Bork and other consumer welfare standard advocates, while an improvement over Brandeisian populism, don’t get everything right, at least in my view. Better to get rid of bad policies altogether than simply use them less frequently, as Bork favors. But his compendium of case law, economic reasoning, and legal history is immensely useful regardless of one’s priors. While not the breeziest of reads, Bork does occasionally show some flashes of wit, such as when he compares the Robinson-Patman Act’s attempt to control prices to a baseball player who might be a lousy hitter, but balances it out by also being a poor defender.

Dominick T. Armentano – Antitrust and Monopoly: Anatomy of a Policy Failure

Dominick T. Armentano – Antitrust and Monopoly: Anatomy of a Policy Failure

There are two main schools of thought on antitrust regulation. The traditional populist school prefers an active antitrust policy. Justice Brandeis famously advocated a “big is bad” rule, where big companies should be broken up due to their size, regardless of how consumers are affected. Other populists reach similar policy conclusions for different reasons, such as a larger vision of the good society.

This is usually contrasted with the Chicago approach, most famously exemplified by Richard Posner and Robert Bork. They advocate the consumer welfare standard, where big is ok unless it harms consumers. This is the general rule of thumb today, when antitrust enforcement is more restrained than in its smokestack-era heyday.

Armentano favors just getting rid of the whole antitrust mess altogether. He bases his approach mostly in economic reasoning, but also uses some logical and legal arguments and empirical evidence. He comes across as shrill and ideological at times, but his arguments are mostly sound.

The first two chapters give an overview of the economic and logical objections to antitrust regulation, and most of the rest of the book applies that theory to nearly a century of case law in various areas, from price fixing and price discrimination to tying and mergers.

Armentano’s book is surprisingly current for a book published in 1982. The post-Chicago antitrust slowdown means that only two major cases are missing—the 1980s AT&T breakup and the 1990s Microsoft case. With a populist president and progressive activists pushing for an antitrust revival against a mostly passionless opposition, this issue could get hot. What was old is new again, and could cause enormous consumer harm.

This book has its shortcomings. It relies too much on blackboard thinking for my taste, and Armentano understates the importance of regulatory capture and rent-seeking throughout, which both would have strengthened his position.

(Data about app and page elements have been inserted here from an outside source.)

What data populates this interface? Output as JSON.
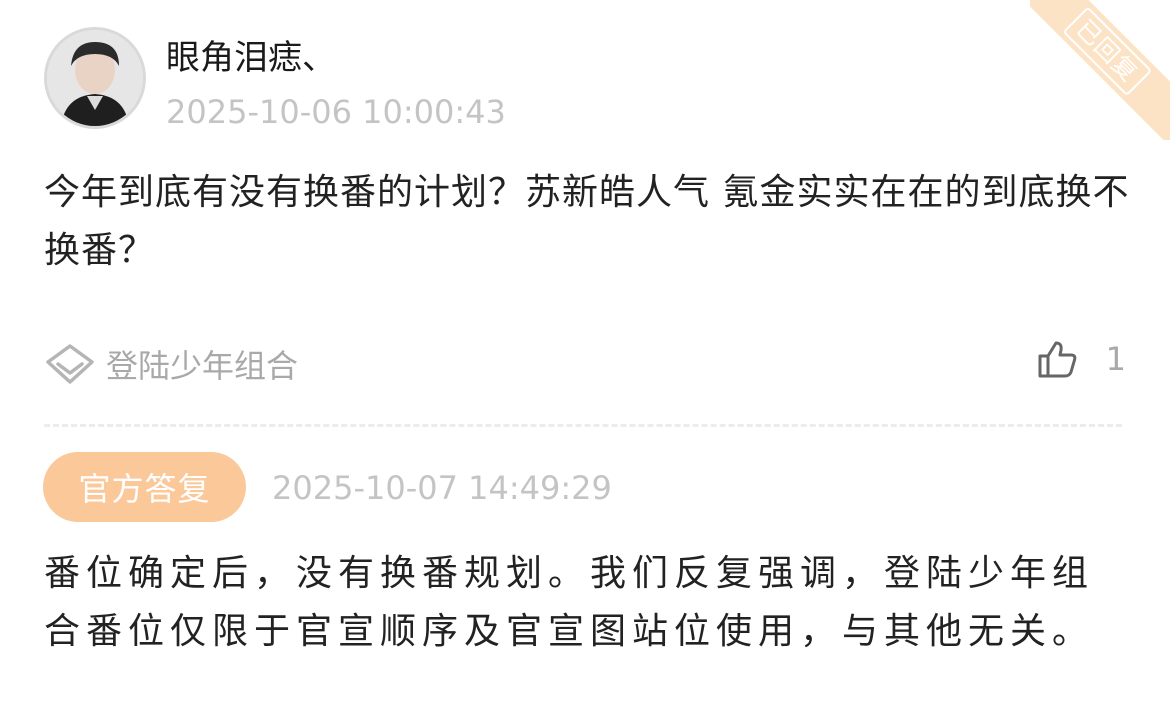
{
  "post": {
    "username": "眼角泪痣、",
    "timestamp": "2025-10-06 10:00:43",
    "question": "今年到底有没有换番的计划？苏新皓人气  氪金实实在在的到底换不换番？",
    "status_stamp": "已回复"
  },
  "tag": {
    "label": "登陆少年组合",
    "icon": "diamond-icon"
  },
  "like": {
    "count": "1",
    "icon": "thumbs-up-icon"
  },
  "reply": {
    "badge_label": "官方答复",
    "timestamp": "2025-10-07 14:49:29",
    "answer": "番位确定后，没有换番规划。我们反复强调，登陆少年组合番位仅限于官宣顺序及官宣图站位使用，与其他无关。"
  },
  "colors": {
    "accent": "#fbc89a",
    "ribbon": "#fde3c6",
    "muted_text": "#a9a9a9"
  }
}
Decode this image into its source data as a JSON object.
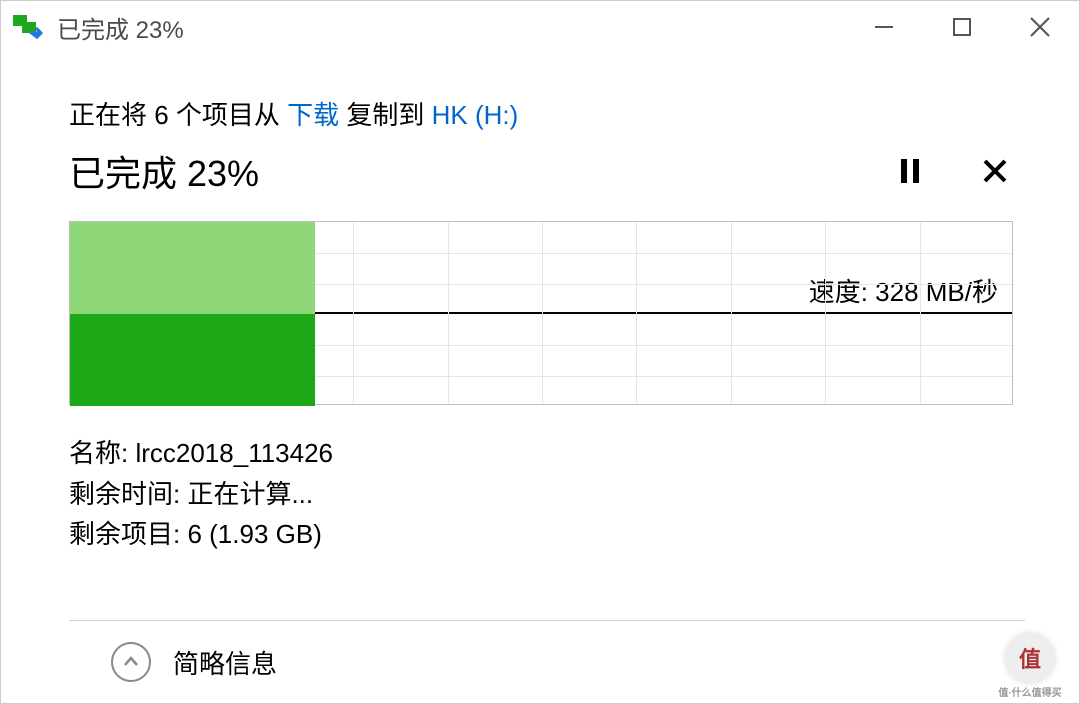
{
  "window": {
    "title": "已完成 23%"
  },
  "copy": {
    "prefix": "正在将 6 个项目从 ",
    "source": "下载",
    "middle": " 复制到 ",
    "dest": "HK (H:)"
  },
  "status": {
    "text": "已完成 23%"
  },
  "chart_data": {
    "type": "area",
    "progress_percent": 23,
    "speed_label": "速度: 328 MB/秒",
    "grid_cols": 10,
    "upper_fill_cols": 2.6,
    "lower_fill_cols": 2.6
  },
  "details": {
    "name_label": "名称: ",
    "name_value": "lrcc2018_113426",
    "remaining_time_label": "剩余时间: ",
    "remaining_time_value": "正在计算...",
    "remaining_items_label": "剩余项目: ",
    "remaining_items_value": "6 (1.93 GB)"
  },
  "footer": {
    "toggle_label": "简略信息"
  },
  "watermark": {
    "char": "值",
    "sub": "值·什么值得买"
  }
}
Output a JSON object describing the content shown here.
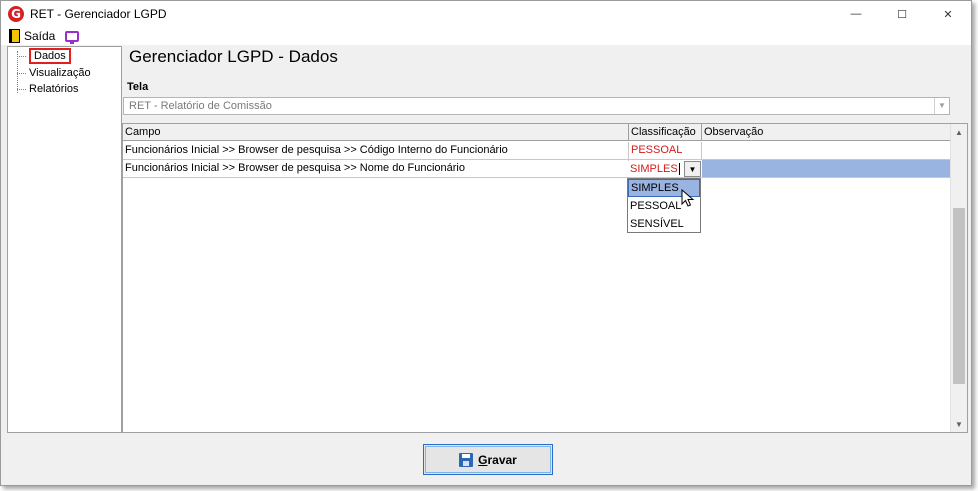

But his general approach needs to be a part of the debate. One side wants a lot of a bad thing. The other side also wants the bad thing, just less of it. Armentano argues that both sides have it wrong. Don’t have less of it, get rid of it.